REVIEW: Finding Gossamyr #3


Combine Pixar-caliber art with an intricately woven fantasy tale and what do you get? The best comic book that you’re not reading yet! Major Spoilers cracks open Finding Gossamyr #3 and explains just why you should be picking this up!

Finding Gossamyr 3 CoverFINDING GOSSAMYR #3
Writer: David A. Rodriguez
Artist: Sarah Ellerton
Design and Letters: Michael DeVito and Jon Conkling
Publisher: Th3rd World Studios
Cover Price: $3.99

Previously, in Finding Gossamyr… The story has centered around Jenna and her brother Denny, who through the interpretation of a mathemagical theorem (utilizing both math and magic!) have entered the world of Gossamyr, where things haven’t really gone too well for them. They met up with the Eloric and his oxlion Barnabus, both of whom were grievously injured in a scuffle with some nefarious powers.


While the first issue revolved around introducing us to the characters of Jenna and Denny and the second issue introduced the land of Gossamyr, this issue is now free to really explore what is happening to these characters and what they will do now that the life they know has been completely uprooted. For Denny this presents a particular problem, as he’s on the severe end of the autistic spectrum and requires everything in his life to be meticulously scheduled and in perfect order. While this makes him a prodigy mathematically, it means that in a world where his watch no longer works he is going to be quite reticent to engage in any new activities.


I’m sure artist Sarah Ellerton has heard over and over again that the art in Finding Gossamyr looks as if it could be concept art from an upcoming Pixar movie, but while the praise must be getting old it is completely true. Ellerton’s art is absolutely fantastic, which is a good thing considering the fantasy setting for the book. The action is very animated, with a combination of extreme cartoony facial expressions and more subtle, nuanced faces that demonstrate Ellerton’s range. One of the few problems I had with Ellerton’s art was the overexpression of the orc-like healer Azune; a few of his expressions didn’t seem to sit well on the more robust facial structure, but all in all I am convinced that if Sarah Ellerton can achieve a monthly pace to her art (currently I believe Finding Gossamyr is releasing every two months, and I assume it’s based on her schedule rather than Rodriguez’) she will certainly get noticed by one of the major publishers, and be a big name within a few years.

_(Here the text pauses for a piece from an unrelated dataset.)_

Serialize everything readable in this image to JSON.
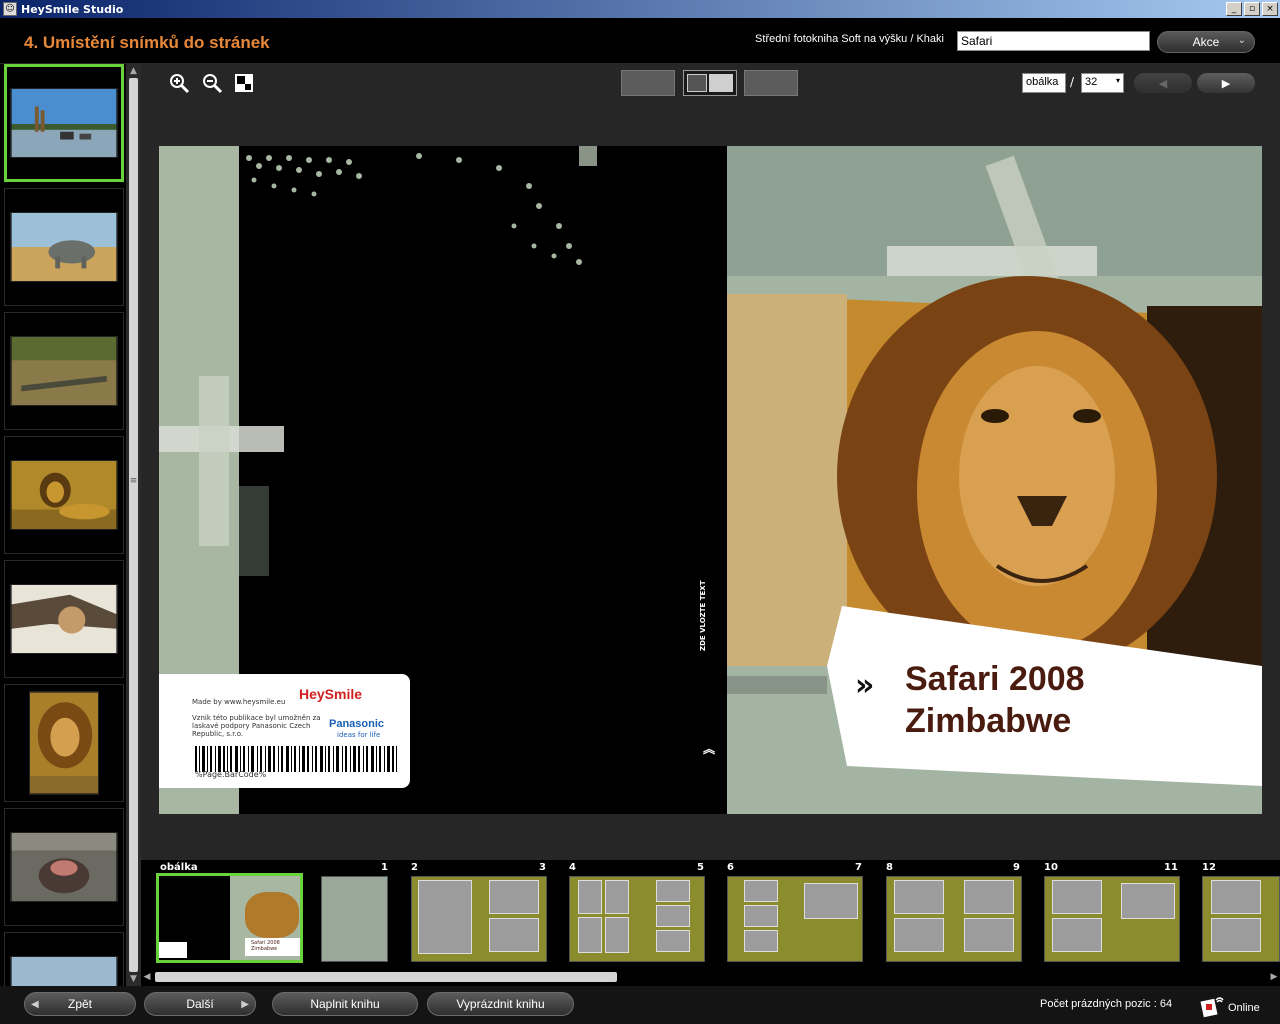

David Rodriguez is perfectly matched with Sarah Ellerton in this book; his story is simultaneously a sprawling epic set in a fantastic world and a small, touching story between a girl who just wants to protect her brother, but struggles because she can’t relate to him. Now that the initial worldbuilding is over, Rodriguez stretches his legs and delivers an entire issue of great story, with well-paced dialogue and action, as well as a perfect–albeit somewhat expected–cliffhanger. One point that I was particularly amused by: When Azune obtains a ship from the face of a cliff that is subsequently used to scale that cliff, the ship was perfectly named a “shaleskiff.”


This book has been selling out every issue, I assume due to small print runs. I cannot recommend this title enough; it’s certainly the best $3.99 comic book I buy, and among the best books overall I read. To get this you’ll most likely need to put it on a pull list so your local comic shop can make sure they order it–I actually bought #2 from the personal collection of one of my LCS’s employees who was moving–but it’s absolutely worth any effort you may need to put in. Unsurprisingly given how much I’ve been raving in this review, Finding Gossamyr #3 gets a full five out of five stars.

Rating: ★★★★★


Reader Rating

1 Star2 Stars3 Stars4 Stars5 Stars (No Ratings Yet)